[App and web page records]
◆ ◆ ◆

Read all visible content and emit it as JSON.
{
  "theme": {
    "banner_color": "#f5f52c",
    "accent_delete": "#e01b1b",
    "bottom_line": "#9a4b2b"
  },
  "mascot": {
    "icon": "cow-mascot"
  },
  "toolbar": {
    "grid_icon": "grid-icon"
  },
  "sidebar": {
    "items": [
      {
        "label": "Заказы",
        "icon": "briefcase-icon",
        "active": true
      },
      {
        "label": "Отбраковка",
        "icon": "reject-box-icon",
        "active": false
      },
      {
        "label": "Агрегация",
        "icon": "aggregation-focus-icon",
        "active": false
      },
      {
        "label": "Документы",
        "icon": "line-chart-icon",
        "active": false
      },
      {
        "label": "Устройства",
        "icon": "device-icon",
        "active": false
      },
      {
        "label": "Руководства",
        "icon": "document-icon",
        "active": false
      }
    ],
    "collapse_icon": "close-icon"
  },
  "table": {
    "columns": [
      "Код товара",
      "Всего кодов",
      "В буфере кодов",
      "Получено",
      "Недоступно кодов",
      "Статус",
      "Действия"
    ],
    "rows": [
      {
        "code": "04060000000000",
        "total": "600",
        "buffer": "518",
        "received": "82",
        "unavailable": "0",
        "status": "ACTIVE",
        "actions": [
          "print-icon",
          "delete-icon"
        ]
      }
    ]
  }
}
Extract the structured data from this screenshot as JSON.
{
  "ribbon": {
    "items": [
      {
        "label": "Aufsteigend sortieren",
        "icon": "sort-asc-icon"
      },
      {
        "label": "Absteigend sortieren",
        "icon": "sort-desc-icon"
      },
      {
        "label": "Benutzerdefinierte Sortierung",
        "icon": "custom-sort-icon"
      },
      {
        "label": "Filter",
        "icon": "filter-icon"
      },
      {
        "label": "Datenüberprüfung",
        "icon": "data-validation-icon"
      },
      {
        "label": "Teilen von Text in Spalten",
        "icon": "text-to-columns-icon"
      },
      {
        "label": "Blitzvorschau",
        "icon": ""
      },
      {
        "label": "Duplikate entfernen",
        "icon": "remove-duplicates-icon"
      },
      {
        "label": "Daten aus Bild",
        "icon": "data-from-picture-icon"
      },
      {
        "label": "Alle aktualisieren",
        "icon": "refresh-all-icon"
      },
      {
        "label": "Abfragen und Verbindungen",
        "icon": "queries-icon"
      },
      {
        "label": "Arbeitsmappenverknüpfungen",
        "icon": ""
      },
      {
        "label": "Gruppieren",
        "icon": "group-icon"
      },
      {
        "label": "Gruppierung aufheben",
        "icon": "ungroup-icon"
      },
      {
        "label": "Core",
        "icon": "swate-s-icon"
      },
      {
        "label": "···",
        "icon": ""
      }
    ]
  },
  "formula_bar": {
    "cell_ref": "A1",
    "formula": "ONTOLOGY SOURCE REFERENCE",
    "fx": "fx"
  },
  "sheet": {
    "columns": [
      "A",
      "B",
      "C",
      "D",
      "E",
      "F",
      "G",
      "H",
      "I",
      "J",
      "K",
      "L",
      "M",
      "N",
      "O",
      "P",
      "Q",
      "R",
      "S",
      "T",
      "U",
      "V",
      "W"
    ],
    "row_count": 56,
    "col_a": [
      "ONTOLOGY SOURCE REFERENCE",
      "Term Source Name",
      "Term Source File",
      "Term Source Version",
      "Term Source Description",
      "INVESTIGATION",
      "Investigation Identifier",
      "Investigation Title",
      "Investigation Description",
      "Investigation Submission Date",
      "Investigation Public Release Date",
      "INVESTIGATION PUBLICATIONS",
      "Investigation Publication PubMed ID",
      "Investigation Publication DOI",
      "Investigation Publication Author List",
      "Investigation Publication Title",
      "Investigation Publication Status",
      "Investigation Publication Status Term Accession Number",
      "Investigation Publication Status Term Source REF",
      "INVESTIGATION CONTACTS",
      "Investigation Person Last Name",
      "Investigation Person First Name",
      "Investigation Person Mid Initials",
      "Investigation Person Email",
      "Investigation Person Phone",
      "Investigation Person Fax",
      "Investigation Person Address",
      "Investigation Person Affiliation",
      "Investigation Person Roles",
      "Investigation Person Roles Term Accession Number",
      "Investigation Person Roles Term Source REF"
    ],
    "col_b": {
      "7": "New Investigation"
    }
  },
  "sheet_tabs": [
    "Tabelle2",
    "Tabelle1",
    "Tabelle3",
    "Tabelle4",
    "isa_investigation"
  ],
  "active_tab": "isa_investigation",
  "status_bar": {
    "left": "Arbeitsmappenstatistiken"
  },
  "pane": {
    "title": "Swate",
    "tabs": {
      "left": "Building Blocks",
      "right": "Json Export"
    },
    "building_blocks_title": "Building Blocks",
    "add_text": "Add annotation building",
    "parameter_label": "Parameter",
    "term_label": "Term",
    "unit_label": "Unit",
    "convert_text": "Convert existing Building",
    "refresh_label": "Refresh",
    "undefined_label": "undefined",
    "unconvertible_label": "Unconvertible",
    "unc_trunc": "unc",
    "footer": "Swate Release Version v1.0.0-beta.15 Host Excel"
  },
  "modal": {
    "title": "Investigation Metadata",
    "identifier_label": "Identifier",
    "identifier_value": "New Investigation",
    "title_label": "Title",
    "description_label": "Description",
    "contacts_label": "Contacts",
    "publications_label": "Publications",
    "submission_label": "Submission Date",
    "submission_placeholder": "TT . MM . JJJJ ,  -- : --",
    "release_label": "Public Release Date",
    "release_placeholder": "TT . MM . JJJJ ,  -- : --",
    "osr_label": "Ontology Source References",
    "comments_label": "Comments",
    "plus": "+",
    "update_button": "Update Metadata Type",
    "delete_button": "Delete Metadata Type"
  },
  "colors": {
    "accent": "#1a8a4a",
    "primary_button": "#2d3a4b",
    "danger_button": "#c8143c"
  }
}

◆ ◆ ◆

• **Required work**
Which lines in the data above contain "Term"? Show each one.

• **Response to this task**
      "Term Source Name",
      "Term Source File",
      "Term Source Version",
      "Term Source Description",
      "Investigation Publication Status Term Accession Number",
      "Investigation Publication Status Term Source REF",
      "Investigation Person Roles Term Accession Number",
      "Investigation Person Roles Term Source REF"
    "term_label": "Term",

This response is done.